_WORK INSTRUCTIONS_
Please output every record below exactly as written, leaving out any pictures.
'''
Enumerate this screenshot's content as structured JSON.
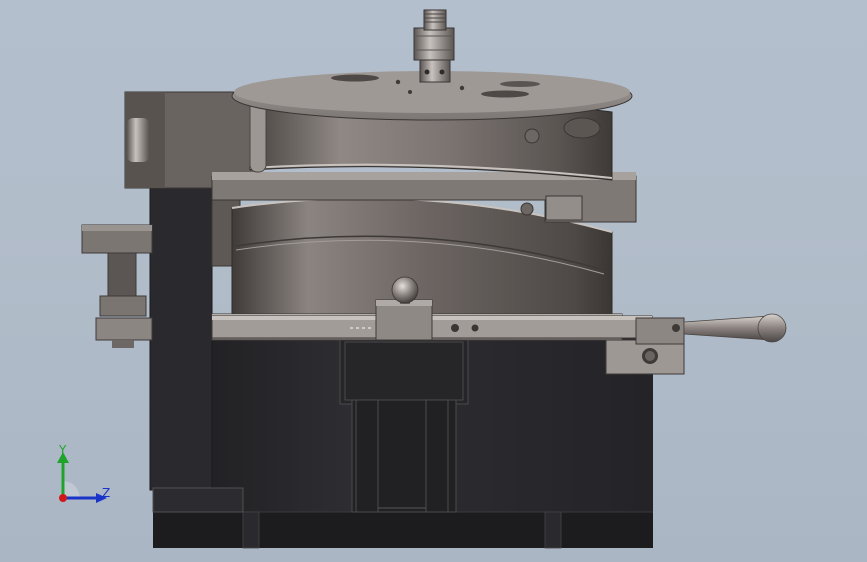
{
  "view": {
    "type": "3d-cad-viewport",
    "background_top": "#b3bfcd",
    "background_bottom": "#aab6c4"
  },
  "triad": {
    "y_label": "Y",
    "z_label": "Z",
    "y_color": "#1fa32b",
    "z_color": "#1a33c8",
    "x_color": "#d01818"
  },
  "model": {
    "metal_color": "#8a8380",
    "dark_color": "#2c2c30",
    "mid_color": "#5e5955"
  }
}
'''
_YOUR RESPONSE_
Enumerate this screenshot's content as structured JSON.
{
  "view": {
    "type": "3d-cad-viewport",
    "background_top": "#b3bfcd",
    "background_bottom": "#aab6c4"
  },
  "triad": {
    "y_label": "Y",
    "z_label": "Z",
    "y_color": "#1fa32b",
    "z_color": "#1a33c8",
    "x_color": "#d01818"
  },
  "model": {
    "metal_color": "#8a8380",
    "dark_color": "#2c2c30",
    "mid_color": "#5e5955"
  }
}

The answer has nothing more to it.